“Clinicians could try and incorporate symptoms of insomnia in their acne patient screening questions and during the course of treatment with isotretinoin. Perhaps even prior to prescribing isotretinoin, clinicians could specifically ask about any sleep disorders the patient may have, as this may be a red flag suggesting vulnerability for other psychiatric adverse events,” Dr. Gupta suggests. “At the same time the clinician must recognize that, generally, the mental health of the patient improves when given isotretinoin likely due to the significant improvement in acne symptoms.”
Due to the concern regarding the potential for psychiatric adverse events with isotretinoin, clinicians may be hesitant to prescribe it, particularly in patients with a history of any psychiatric issues. As such, Dr. Gupta says that it is possible that some patients do not get the ideal treatment (i.e., isotretinoin) that they would really benefit from.
“It is possible that isotretinoin may be associated with autonomic dysregulation in some patients which may explain symptoms of insomnia. Prospective studies of insomnia and isotretinoin use are necessary to further evaluate this. The results of our study suggest that it may be important to communicate to the acne patient taking isotretinoin that insomnia may be an early sign that something is ‘off,’ and they should inform their prescribing doctor for further evaluation and monitoring,” Dr. Gupta says.
The authors report no relevant disclosures.
1 Gupta MA, Vujcic B, Gupta AK. Isotretinoin Use in Acne is Associated with a Higher Odds of the Adverse Effect of Insomnia: Results from the US FDA Adverse Events Reporting System.
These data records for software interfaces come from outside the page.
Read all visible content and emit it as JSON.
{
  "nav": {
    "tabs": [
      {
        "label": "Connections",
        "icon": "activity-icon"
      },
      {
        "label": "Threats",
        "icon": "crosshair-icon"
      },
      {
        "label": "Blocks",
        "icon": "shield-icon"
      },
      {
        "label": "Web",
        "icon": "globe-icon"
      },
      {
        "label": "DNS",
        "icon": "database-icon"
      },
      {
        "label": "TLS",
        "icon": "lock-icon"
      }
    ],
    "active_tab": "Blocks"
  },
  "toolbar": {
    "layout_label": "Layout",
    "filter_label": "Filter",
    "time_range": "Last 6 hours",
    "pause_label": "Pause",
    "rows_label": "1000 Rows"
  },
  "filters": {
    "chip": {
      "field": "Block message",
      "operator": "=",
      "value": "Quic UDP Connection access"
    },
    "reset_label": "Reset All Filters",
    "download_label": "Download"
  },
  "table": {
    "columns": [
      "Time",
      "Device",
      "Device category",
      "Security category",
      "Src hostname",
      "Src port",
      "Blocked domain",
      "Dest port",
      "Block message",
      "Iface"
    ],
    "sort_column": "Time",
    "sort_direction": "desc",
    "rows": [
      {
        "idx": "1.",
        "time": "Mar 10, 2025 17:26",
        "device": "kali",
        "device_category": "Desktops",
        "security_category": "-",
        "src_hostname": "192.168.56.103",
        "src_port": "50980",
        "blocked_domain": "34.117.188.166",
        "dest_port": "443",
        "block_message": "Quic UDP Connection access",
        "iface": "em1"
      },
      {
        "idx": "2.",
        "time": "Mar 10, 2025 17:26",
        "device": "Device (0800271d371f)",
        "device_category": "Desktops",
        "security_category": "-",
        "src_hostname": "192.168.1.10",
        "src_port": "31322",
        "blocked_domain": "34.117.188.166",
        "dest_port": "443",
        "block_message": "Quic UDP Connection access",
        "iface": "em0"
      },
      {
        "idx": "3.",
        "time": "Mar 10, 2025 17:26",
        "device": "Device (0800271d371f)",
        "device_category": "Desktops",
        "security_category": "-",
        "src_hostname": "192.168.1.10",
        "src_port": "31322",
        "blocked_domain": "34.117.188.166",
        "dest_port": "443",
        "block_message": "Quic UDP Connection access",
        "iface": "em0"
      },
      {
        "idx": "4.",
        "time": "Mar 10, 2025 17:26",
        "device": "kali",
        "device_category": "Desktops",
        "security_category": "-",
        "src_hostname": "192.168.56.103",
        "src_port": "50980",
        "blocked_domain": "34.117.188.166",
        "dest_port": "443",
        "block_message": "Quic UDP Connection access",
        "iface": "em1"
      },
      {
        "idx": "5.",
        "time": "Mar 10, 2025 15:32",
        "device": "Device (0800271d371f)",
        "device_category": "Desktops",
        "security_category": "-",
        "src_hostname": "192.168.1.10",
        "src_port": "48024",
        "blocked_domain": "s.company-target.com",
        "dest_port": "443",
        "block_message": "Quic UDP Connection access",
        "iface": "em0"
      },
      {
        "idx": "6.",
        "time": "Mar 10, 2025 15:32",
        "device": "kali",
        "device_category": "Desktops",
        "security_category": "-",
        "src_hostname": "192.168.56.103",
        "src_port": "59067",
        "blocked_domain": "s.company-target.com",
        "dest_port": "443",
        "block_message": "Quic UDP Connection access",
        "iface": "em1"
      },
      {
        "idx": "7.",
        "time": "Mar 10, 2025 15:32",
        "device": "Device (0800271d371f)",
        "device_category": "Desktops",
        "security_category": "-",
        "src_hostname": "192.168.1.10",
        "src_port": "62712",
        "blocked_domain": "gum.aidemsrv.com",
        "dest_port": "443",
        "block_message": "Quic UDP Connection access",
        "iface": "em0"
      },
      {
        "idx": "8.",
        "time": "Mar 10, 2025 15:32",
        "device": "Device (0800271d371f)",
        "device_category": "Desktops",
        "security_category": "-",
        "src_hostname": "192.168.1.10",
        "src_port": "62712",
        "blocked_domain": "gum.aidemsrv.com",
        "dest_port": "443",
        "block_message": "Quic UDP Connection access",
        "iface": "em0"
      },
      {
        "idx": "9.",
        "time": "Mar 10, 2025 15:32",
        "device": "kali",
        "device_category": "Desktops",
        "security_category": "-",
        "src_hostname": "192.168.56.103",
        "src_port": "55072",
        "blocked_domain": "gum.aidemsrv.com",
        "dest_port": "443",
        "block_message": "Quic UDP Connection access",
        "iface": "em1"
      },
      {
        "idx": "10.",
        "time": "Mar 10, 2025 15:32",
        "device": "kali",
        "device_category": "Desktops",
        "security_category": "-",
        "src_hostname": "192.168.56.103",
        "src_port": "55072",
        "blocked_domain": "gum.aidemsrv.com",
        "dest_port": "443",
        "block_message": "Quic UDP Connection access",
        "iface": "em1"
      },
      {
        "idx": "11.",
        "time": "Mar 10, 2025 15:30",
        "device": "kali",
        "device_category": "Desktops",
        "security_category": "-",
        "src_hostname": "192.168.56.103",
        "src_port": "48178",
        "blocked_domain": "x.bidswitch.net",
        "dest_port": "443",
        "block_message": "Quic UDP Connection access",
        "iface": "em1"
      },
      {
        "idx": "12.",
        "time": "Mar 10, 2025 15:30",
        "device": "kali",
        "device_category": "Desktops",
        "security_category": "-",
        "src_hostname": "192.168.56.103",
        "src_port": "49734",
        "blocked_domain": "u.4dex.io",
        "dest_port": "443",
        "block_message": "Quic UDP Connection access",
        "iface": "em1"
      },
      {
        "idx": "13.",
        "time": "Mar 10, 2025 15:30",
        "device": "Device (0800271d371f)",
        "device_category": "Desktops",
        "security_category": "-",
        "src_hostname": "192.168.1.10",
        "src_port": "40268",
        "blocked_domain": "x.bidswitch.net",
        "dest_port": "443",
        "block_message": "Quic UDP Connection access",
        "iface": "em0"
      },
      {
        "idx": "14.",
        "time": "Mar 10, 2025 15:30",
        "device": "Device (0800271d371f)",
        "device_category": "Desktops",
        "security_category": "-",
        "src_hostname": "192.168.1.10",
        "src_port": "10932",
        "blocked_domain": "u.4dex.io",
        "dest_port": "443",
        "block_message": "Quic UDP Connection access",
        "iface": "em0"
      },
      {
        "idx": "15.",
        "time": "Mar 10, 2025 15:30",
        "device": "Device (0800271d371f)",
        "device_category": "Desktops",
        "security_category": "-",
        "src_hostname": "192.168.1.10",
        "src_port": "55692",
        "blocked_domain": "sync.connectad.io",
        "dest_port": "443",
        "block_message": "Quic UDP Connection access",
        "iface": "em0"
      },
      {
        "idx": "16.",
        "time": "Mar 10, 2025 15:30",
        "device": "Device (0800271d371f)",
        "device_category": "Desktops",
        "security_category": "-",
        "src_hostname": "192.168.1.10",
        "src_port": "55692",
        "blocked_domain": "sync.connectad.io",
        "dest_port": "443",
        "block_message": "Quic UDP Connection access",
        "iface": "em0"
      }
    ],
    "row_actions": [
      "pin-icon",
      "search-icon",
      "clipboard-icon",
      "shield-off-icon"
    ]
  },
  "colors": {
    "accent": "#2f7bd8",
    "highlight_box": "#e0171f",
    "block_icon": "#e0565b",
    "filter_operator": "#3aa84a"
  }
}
Presented as e-poster at the AAD VMX Virtual Meeting Experience 2020, June 12-14. https://eposters.aad.org/posters/13711/13711.pdf